Gas Safety Week is launched

Public at risk from the 'silent killer', says AA

Gas Safety Week

As Gas Safety Week takes place
(16–22 September), research by AA Home Emergency Response reveals that fewer than half of households (42%) have a carbon monoxide alarm in their home that they check each year.1

In the UK around 50 people die from accidental carbon monoxide poisoning every year, and 200 people are left seriously ill.2

AA engineers share their 'nightmare' boiler experiences

Carbon monoxide gas is known as 'the silent killer' because it has no odour or taste and can kill quickly. In many cases it is produced by gas appliances in poor condition that have not been serviced.3

The AA's Home Assist engineers regularly come across gas appliances that are badly maintained or in a dangerous state. Here are genuine reports from our engineers.

  • A customer moved their carbon monoxide alarm from their living room into the hall after it repeatedly went off. They wrongly assumed it was caused by steam from the adjoining kitchen. In fact the alarm was caused a bird's nest blocking the customer's chimney. Fuel from the fire couldn't burn properly, creating carbon monoxide and a potentially lethal situation.
  • A person had begun using their old gas fire when their boiler had gone on the blink. The engineer who came to fix the boiler noticed that the fire was very sooty – a sign that carbon monoxide could be present. When he carried out a smoke test on the fireplace, the neighbour ran in to say their house was filling up with smoke. They had been unwell with what they thought was a cold, but was more likely due to carbon monoxide poisoning. Some building work on the chimney had caused the smoke and carbon monoxide to spill into the neighbouring property.
  • Several engineers have reported seeing flues – the pipe that takes waste gases from the boiler to the outside – that had become so hot because of poor combustion in the boiler that they had melted.
  • A DIY enthusiast decided to drill holes in their cooker burner injectors – the fixtures inside a cooker that controls the flame – the logic being that more gas meant faster cooking. It didn't work: the member suffered symptoms of carbon monoxide inhalation. A clue was that the kitchen walls were stained black from the smoke caused by this potentially lethal modification.

The only effective way to tell if lethal gas is present is by having a carbon monoxide alarm or alarms in your home.

Ryan Murphy, AA Home Assist Engineer of the Year

AA comment

Ryan Murphy, AA Home Assist Engineer of the Year, says: "When you see what a bad state some members' boilers are in, it's a wonder they've lasted so long without something going seriously wrong.

"Having temperamental heating and hot water can be really inconvenient, but a carbon monoxide leak can kill.

"If you smell gas you should call the emergency gas number immediately and open all of your windows and doors.4
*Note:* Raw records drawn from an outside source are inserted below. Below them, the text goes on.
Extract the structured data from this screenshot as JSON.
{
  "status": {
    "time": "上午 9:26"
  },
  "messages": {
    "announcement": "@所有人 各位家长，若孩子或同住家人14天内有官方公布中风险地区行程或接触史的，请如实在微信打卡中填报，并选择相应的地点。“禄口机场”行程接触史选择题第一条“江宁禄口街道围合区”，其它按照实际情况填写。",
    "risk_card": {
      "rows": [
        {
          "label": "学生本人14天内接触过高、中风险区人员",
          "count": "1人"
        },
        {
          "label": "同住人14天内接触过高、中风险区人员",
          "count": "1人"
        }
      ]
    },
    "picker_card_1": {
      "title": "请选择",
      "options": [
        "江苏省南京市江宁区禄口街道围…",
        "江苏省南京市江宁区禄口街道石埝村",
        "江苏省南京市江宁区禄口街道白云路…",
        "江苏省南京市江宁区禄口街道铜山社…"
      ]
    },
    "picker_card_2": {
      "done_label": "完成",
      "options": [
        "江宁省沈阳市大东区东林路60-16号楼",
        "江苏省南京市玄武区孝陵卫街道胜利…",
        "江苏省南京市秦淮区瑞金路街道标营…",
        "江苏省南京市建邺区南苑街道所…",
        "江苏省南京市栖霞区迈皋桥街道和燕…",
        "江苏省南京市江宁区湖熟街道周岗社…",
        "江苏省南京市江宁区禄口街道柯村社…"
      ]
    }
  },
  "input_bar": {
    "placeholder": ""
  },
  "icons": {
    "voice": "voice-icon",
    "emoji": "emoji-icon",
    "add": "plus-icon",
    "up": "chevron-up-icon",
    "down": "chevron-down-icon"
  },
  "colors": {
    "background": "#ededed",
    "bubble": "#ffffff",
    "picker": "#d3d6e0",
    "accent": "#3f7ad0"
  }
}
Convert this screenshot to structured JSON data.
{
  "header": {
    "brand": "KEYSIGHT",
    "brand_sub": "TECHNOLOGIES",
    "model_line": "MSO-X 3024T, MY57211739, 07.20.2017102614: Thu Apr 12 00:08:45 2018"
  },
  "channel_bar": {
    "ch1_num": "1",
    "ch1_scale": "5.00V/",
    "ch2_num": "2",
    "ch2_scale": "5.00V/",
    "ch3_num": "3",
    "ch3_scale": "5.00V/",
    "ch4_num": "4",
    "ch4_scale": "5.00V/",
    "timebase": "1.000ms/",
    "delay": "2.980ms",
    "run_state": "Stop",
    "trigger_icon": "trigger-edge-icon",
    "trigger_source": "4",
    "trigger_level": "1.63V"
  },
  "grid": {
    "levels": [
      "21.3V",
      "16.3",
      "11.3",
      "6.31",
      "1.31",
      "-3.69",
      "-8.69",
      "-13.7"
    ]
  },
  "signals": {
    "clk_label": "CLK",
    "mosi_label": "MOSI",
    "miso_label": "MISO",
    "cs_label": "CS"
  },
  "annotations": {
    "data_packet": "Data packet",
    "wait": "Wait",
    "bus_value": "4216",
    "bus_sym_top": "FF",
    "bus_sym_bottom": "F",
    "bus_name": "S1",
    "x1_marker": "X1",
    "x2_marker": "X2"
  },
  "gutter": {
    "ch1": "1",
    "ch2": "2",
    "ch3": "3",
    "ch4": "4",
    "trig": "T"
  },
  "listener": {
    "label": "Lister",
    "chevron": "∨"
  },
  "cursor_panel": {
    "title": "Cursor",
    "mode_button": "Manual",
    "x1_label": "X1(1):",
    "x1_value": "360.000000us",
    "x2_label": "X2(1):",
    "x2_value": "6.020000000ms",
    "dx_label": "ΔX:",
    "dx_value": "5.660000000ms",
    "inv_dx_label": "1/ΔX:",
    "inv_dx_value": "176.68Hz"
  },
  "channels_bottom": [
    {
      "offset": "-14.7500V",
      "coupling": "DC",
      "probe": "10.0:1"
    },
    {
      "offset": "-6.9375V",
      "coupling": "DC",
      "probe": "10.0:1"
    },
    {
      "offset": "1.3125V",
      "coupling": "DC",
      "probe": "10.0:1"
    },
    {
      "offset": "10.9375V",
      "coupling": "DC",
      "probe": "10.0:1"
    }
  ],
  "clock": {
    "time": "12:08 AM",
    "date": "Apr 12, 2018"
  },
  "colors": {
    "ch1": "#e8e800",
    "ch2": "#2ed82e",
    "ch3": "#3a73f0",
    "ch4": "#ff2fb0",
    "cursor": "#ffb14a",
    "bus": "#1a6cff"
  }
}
"Gas has an odour which is easily identifiable but carbon monoxide doesn't. The only effective way to tell if lethal gas is present is by having a carbon monoxide alarm or alarms in your home. They aren't expensive and are available from most hardware stores. If you don't have one, you might not know you have a leak until you start to become unwell. Flu-like symptoms are the first sign.

"An annual boiler service will make sure your boiler is working safely. In addition, a regular check or replacement of your carbon monoxide alarm is essential."

Carbon monoxide alarms should comply with BS EN 50291, and also show the British Standards Kitemark or another European approval mark.

Stay safe from carbon monoxide

If you've got a gas boiler, it's very important to get it serviced regularly in order to minimise the risk of carbon monoxide poisoning.

Central Heating Response Plus provides cover for central heating emergencies and includes a boiler service too.

  • Unlimited call-outs for heating emergencies and repairs
  • Boiler inspection and service by a Gas Safe engineer
  • Gas boiler or central heating breakdowns where you have no hot water and/or heating
  • Common heating repairs, like the boiler not always coming on when it should or fixing a faulty radiator 

Cover for your boiler and central heating

Learn more


1 Research carried out by ICM among 2,029 adults, 7–9 September 2012.


3 Gas Safety Trust Carbon Monoxide Incident Report 2012, Figure 25;

4 Emergency gas number – call 0800 111 999.

16 September 2013